### Stored dataset items
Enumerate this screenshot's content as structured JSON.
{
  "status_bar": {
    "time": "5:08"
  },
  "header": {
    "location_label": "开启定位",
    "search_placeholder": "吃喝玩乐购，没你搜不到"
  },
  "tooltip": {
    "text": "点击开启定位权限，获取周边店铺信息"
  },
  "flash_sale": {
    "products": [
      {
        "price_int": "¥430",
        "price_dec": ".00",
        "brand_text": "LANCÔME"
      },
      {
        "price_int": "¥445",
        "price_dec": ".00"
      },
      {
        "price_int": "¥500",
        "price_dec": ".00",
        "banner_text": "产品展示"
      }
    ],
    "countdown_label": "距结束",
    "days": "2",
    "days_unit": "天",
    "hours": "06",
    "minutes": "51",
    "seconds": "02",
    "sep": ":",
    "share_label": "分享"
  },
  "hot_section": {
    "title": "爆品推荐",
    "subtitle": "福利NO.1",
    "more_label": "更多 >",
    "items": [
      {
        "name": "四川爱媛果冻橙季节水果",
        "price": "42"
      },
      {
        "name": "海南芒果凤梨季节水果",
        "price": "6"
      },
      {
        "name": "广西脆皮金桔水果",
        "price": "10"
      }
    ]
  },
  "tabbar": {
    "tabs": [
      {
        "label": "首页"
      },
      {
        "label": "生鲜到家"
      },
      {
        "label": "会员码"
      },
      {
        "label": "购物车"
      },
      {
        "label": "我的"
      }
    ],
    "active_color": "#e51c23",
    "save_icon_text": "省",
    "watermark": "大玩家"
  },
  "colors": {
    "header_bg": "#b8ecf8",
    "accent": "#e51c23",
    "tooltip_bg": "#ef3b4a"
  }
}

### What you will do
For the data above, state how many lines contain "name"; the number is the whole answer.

### Your response
3